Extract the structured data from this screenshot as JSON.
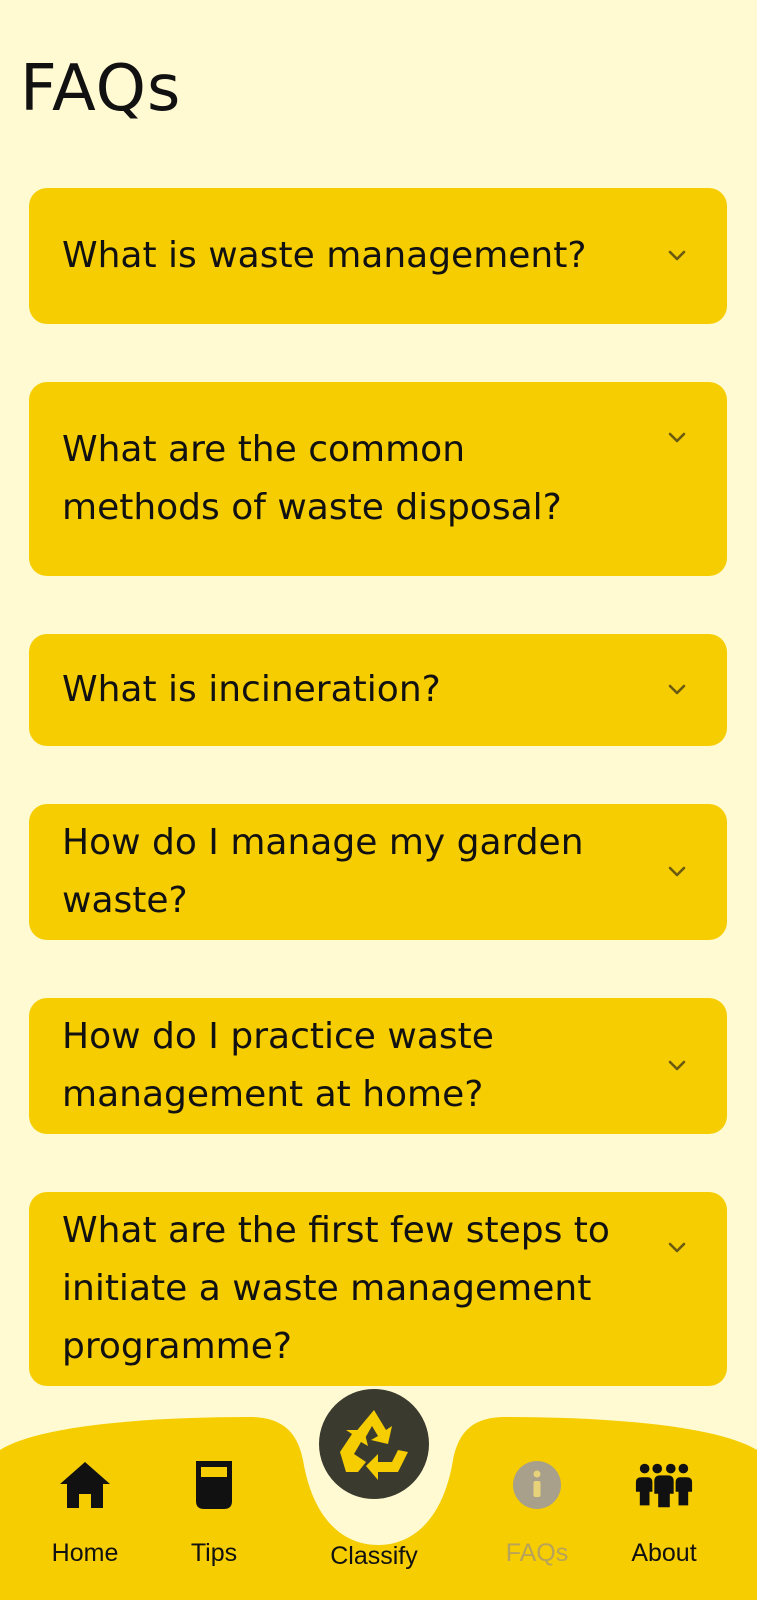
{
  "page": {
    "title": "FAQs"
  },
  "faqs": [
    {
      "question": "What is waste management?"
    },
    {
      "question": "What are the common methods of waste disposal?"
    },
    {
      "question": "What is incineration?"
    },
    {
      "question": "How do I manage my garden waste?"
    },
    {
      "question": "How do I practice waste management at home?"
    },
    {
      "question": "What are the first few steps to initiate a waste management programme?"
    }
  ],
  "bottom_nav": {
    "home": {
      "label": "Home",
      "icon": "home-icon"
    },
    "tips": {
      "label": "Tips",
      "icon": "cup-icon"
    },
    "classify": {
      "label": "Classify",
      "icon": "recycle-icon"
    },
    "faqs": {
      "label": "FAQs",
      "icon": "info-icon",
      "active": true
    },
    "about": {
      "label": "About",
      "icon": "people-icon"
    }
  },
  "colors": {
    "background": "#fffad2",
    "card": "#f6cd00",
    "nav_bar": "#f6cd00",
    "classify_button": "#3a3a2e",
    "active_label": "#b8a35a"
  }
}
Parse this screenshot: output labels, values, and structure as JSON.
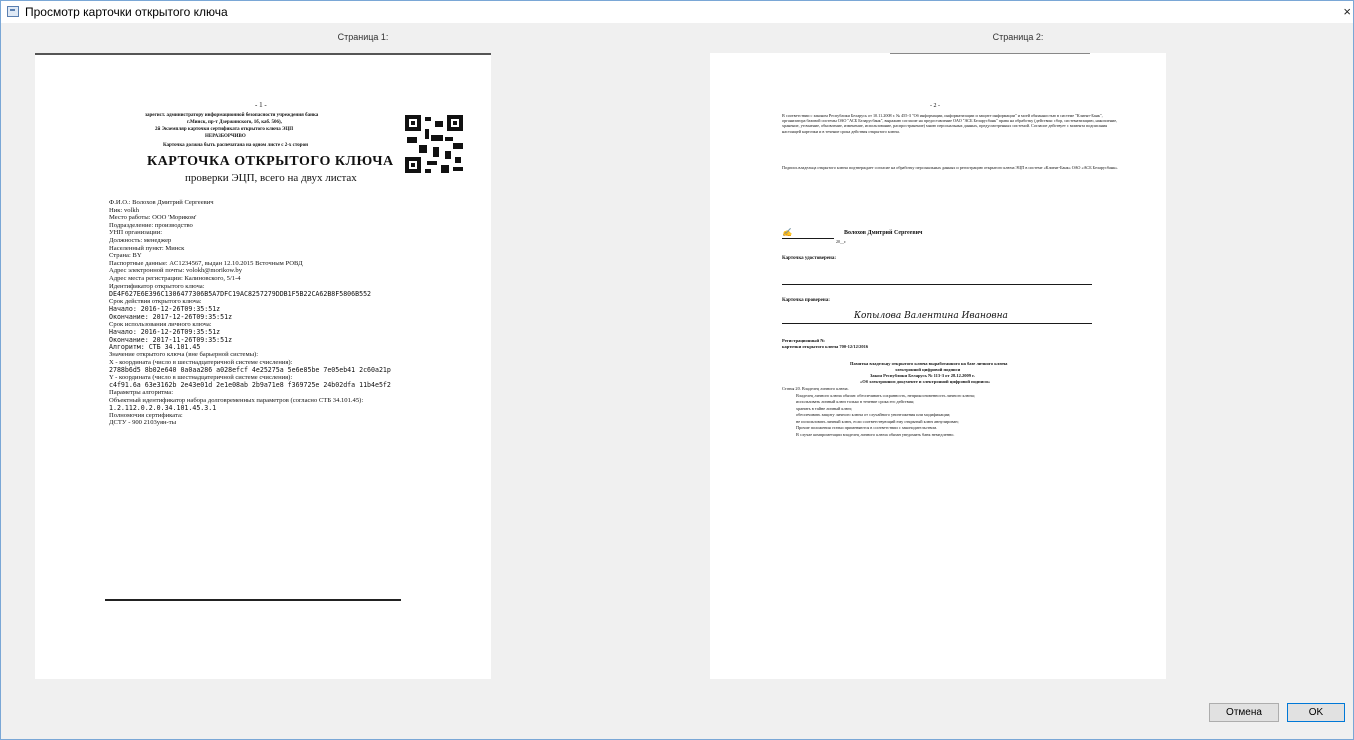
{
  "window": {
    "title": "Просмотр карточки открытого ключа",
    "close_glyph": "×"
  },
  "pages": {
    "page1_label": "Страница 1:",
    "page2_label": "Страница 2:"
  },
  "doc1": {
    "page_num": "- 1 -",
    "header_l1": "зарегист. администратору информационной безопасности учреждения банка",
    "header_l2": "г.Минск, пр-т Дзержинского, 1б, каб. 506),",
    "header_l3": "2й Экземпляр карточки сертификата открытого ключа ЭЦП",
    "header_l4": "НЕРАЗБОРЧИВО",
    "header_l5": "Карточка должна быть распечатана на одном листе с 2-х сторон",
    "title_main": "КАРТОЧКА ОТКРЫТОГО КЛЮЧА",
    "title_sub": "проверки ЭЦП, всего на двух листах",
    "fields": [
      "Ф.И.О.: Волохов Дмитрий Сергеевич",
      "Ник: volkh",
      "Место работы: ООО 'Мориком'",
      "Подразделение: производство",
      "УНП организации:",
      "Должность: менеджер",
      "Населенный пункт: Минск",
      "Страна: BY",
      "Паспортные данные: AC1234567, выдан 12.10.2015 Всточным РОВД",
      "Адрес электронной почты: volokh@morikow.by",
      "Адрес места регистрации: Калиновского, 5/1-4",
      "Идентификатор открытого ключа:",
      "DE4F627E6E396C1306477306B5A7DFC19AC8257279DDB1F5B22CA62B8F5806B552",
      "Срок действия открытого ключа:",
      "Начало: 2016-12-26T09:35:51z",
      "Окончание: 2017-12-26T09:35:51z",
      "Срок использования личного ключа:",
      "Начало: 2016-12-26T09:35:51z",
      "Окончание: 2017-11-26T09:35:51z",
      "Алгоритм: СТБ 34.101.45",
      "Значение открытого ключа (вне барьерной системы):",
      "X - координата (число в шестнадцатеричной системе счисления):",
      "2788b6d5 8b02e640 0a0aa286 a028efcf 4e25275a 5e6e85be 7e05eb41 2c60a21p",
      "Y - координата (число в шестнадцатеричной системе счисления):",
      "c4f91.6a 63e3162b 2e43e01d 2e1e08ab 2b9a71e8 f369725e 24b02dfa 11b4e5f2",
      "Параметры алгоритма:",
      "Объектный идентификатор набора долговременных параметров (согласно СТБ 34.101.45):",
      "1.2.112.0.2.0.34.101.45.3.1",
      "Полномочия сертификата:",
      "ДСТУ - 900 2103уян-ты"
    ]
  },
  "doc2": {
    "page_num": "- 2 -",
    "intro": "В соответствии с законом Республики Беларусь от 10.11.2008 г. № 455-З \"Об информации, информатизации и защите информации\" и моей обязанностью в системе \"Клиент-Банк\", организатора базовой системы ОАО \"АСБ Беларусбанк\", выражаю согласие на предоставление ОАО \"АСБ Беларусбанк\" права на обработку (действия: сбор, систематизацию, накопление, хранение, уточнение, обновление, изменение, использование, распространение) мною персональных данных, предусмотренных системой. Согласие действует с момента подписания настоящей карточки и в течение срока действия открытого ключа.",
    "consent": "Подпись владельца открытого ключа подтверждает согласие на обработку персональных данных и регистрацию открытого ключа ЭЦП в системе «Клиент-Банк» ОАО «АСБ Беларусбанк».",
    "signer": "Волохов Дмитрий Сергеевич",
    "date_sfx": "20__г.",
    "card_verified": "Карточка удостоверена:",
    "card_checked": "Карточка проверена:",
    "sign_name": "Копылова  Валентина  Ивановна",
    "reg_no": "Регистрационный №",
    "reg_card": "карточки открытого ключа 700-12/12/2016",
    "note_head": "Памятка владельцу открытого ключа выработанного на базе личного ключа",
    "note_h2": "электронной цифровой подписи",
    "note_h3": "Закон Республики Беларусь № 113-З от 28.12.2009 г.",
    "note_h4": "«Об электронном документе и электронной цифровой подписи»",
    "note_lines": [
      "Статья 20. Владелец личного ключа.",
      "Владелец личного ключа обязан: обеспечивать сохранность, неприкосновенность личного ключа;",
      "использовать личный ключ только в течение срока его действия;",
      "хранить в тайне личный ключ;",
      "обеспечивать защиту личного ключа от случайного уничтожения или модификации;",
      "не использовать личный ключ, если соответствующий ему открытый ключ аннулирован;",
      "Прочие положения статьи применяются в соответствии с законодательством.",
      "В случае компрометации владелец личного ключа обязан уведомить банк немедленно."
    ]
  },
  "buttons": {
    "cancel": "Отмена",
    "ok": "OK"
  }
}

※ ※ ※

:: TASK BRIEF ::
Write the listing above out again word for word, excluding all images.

:: ANSWER TO THIS TASK ::
Extract the structured data from this screenshot as JSON.
{
  "page": {
    "title": "FAQs"
  },
  "faqs": [
    {
      "question": "What is waste management?"
    },
    {
      "question": "What are the common methods of waste disposal?"
    },
    {
      "question": "What is incineration?"
    },
    {
      "question": "How do I manage my garden waste?"
    },
    {
      "question": "How do I practice waste management at home?"
    },
    {
      "question": "What are the first few steps to initiate a waste management programme?"
    }
  ],
  "bottom_nav": {
    "home": {
      "label": "Home",
      "icon": "home-icon"
    },
    "tips": {
      "label": "Tips",
      "icon": "cup-icon"
    },
    "classify": {
      "label": "Classify",
      "icon": "recycle-icon"
    },
    "faqs": {
      "label": "FAQs",
      "icon": "info-icon",
      "active": true
    },
    "about": {
      "label": "About",
      "icon": "people-icon"
    }
  },
  "colors": {
    "background": "#fffad2",
    "card": "#f6cd00",
    "nav_bar": "#f6cd00",
    "classify_button": "#3a3a2e",
    "active_label": "#b8a35a"
  }
}
Parse this screenshot: output labels, values, and structure as JSON.
{
  "window": {
    "title": "Просмотр карточки открытого ключа",
    "close_glyph": "×"
  },
  "pages": {
    "page1_label": "Страница 1:",
    "page2_label": "Страница 2:"
  },
  "doc1": {
    "page_num": "- 1 -",
    "header_l1": "зарегист. администратору информационной безопасности учреждения банка",
    "header_l2": "г.Минск, пр-т Дзержинского, 1б, каб. 506),",
    "header_l3": "2й Экземпляр карточки сертификата открытого ключа ЭЦП",
    "header_l4": "НЕРАЗБОРЧИВО",
    "header_l5": "Карточка должна быть распечатана на одном листе с 2-х сторон",
    "title_main": "КАРТОЧКА ОТКРЫТОГО КЛЮЧА",
    "title_sub": "проверки ЭЦП, всего на двух листах",
    "fields": [
      "Ф.И.О.: Волохов Дмитрий Сергеевич",
      "Ник: volkh",
      "Место работы: ООО 'Мориком'",
      "Подразделение: производство",
      "УНП организации:",
      "Должность: менеджер",
      "Населенный пункт: Минск",
      "Страна: BY",
      "Паспортные данные: AC1234567, выдан 12.10.2015 Всточным РОВД",
      "Адрес электронной почты: volokh@morikow.by",
      "Адрес места регистрации: Калиновского, 5/1-4",
      "Идентификатор открытого ключа:",
      "DE4F627E6E396C1306477306B5A7DFC19AC8257279DDB1F5B22CA62B8F5806B552",
      "Срок действия открытого ключа:",
      "Начало: 2016-12-26T09:35:51z",
      "Окончание: 2017-12-26T09:35:51z",
      "Срок использования личного ключа:",
      "Начало: 2016-12-26T09:35:51z",
      "Окончание: 2017-11-26T09:35:51z",
      "Алгоритм: СТБ 34.101.45",
      "Значение открытого ключа (вне барьерной системы):",
      "X - координата (число в шестнадцатеричной системе счисления):",
      "2788b6d5 8b02e640 0a0aa286 a028efcf 4e25275a 5e6e85be 7e05eb41 2c60a21p",
      "Y - координата (число в шестнадцатеричной системе счисления):",
      "c4f91.6a 63e3162b 2e43e01d 2e1e08ab 2b9a71e8 f369725e 24b02dfa 11b4e5f2",
      "Параметры алгоритма:",
      "Объектный идентификатор набора долговременных параметров (согласно СТБ 34.101.45):",
      "1.2.112.0.2.0.34.101.45.3.1",
      "Полномочия сертификата:",
      "ДСТУ - 900 2103уян-ты"
    ]
  },
  "doc2": {
    "page_num": "- 2 -",
    "intro": "В соответствии с законом Республики Беларусь от 10.11.2008 г. № 455-З \"Об информации, информатизации и защите информации\" и моей обязанностью в системе \"Клиент-Банк\", организатора базовой системы ОАО \"АСБ Беларусбанк\", выражаю согласие на предоставление ОАО \"АСБ Беларусбанк\" права на обработку (действия: сбор, систематизацию, накопление, хранение, уточнение, обновление, изменение, использование, распространение) мною персональных данных, предусмотренных системой. Согласие действует с момента подписания настоящей карточки и в течение срока действия открытого ключа.",
    "consent": "Подпись владельца открытого ключа подтверждает согласие на обработку персональных данных и регистрацию открытого ключа ЭЦП в системе «Клиент-Банк» ОАО «АСБ Беларусбанк».",
    "signer": "Волохов Дмитрий Сергеевич",
    "date_sfx": "20__г.",
    "card_verified": "Карточка удостоверена:",
    "card_checked": "Карточка проверена:",
    "sign_name": "Копылова  Валентина  Ивановна",
    "reg_no": "Регистрационный №",
    "reg_card": "карточки открытого ключа 700-12/12/2016",
    "note_head": "Памятка владельцу открытого ключа выработанного на базе личного ключа",
    "note_h2": "электронной цифровой подписи",
    "note_h3": "Закон Республики Беларусь № 113-З от 28.12.2009 г.",
    "note_h4": "«Об электронном документе и электронной цифровой подписи»",
    "note_lines": [
      "Статья 20. Владелец личного ключа.",
      "Владелец личного ключа обязан: обеспечивать сохранность, неприкосновенность личного ключа;",
      "использовать личный ключ только в течение срока его действия;",
      "хранить в тайне личный ключ;",
      "обеспечивать защиту личного ключа от случайного уничтожения или модификации;",
      "не использовать личный ключ, если соответствующий ему открытый ключ аннулирован;",
      "Прочие положения статьи применяются в соответствии с законодательством.",
      "В случае компрометации владелец личного ключа обязан уведомить банк немедленно."
    ]
  },
  "buttons": {
    "cancel": "Отмена",
    "ok": "OK"
  }
}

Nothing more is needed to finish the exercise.